__EXERCISE AIM__
What is needed is a single figure: how many lines of the records below contain the word "Compiler".

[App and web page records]
····················

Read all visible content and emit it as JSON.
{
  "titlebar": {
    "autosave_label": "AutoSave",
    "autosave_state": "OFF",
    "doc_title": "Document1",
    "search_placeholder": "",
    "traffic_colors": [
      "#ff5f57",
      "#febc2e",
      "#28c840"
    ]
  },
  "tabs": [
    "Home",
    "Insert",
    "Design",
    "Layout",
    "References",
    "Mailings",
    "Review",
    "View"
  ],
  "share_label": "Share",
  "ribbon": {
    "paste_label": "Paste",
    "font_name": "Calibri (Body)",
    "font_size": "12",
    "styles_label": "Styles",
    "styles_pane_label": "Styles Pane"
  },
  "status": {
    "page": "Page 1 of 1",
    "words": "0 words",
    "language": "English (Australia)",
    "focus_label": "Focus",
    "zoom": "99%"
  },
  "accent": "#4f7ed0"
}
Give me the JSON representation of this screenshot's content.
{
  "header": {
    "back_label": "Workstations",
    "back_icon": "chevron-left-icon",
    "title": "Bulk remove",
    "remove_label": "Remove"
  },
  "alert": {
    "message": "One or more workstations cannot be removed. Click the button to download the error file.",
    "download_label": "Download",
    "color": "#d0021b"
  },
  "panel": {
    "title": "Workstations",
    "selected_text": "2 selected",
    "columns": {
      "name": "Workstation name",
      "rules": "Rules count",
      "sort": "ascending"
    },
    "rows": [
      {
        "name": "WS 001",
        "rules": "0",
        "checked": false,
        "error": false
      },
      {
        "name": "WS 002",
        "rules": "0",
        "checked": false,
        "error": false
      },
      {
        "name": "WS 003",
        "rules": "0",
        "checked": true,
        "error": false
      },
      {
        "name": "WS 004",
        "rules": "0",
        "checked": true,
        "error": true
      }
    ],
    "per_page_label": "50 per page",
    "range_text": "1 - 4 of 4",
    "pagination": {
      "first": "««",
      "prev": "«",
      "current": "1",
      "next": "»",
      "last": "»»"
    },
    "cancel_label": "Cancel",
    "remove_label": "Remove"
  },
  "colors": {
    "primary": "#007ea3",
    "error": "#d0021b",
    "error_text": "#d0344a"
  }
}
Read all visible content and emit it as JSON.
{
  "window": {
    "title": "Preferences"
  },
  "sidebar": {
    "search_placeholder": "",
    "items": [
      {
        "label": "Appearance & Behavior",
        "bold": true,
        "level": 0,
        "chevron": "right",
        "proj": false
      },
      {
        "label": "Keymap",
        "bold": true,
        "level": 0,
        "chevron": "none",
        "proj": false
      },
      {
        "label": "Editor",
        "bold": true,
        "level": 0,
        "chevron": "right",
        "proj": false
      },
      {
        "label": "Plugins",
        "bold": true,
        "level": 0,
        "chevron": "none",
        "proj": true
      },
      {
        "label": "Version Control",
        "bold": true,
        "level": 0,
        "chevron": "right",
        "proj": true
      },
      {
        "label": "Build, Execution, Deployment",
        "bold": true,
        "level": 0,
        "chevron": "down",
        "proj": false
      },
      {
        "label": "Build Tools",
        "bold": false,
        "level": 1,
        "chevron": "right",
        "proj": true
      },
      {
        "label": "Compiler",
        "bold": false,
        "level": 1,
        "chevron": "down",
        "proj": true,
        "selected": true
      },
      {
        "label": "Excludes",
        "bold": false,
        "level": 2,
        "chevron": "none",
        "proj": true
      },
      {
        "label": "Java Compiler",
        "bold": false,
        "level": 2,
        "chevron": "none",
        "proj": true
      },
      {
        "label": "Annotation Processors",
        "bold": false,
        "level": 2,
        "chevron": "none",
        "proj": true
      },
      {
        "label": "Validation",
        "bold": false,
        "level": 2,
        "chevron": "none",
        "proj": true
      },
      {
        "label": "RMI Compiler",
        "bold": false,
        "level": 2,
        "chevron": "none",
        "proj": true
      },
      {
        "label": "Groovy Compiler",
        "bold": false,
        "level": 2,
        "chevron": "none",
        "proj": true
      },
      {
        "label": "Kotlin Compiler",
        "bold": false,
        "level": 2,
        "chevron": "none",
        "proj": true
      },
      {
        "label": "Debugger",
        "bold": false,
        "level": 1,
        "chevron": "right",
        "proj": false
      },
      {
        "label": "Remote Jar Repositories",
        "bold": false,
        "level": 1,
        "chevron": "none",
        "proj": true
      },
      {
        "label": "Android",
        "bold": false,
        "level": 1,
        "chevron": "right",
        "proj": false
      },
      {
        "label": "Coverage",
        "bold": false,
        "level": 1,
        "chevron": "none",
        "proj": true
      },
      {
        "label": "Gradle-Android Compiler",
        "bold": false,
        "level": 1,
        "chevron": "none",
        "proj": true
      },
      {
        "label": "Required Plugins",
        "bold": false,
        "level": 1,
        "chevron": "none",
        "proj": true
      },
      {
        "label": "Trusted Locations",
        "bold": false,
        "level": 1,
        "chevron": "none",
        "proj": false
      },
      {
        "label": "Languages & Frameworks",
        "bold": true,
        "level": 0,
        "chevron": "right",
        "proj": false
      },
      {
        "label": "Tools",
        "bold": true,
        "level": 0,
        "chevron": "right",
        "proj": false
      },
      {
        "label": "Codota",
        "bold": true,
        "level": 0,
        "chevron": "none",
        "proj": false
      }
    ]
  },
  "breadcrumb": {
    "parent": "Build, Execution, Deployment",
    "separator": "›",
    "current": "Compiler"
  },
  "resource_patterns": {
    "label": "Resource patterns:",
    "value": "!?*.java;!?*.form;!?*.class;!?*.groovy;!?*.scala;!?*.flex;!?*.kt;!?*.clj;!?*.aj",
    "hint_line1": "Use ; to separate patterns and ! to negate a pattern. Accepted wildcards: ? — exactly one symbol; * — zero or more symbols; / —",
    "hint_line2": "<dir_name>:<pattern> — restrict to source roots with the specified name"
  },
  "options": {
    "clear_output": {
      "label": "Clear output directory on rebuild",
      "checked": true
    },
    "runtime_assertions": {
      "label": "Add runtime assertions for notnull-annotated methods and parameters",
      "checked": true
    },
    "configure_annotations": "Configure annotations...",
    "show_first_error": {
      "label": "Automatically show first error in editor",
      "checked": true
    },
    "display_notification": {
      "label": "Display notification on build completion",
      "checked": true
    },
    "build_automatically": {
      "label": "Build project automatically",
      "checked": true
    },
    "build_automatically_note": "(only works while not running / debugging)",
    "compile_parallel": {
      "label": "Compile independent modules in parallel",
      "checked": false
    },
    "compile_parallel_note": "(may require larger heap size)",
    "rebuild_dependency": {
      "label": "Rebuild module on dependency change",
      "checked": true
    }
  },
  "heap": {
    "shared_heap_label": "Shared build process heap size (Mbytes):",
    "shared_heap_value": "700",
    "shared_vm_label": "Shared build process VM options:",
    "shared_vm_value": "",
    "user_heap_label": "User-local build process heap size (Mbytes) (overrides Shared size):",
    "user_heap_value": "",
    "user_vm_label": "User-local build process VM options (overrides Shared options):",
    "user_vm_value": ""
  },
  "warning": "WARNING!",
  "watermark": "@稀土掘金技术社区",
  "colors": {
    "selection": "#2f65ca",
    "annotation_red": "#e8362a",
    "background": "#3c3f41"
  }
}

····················

__THE COMPLETED TASK__
7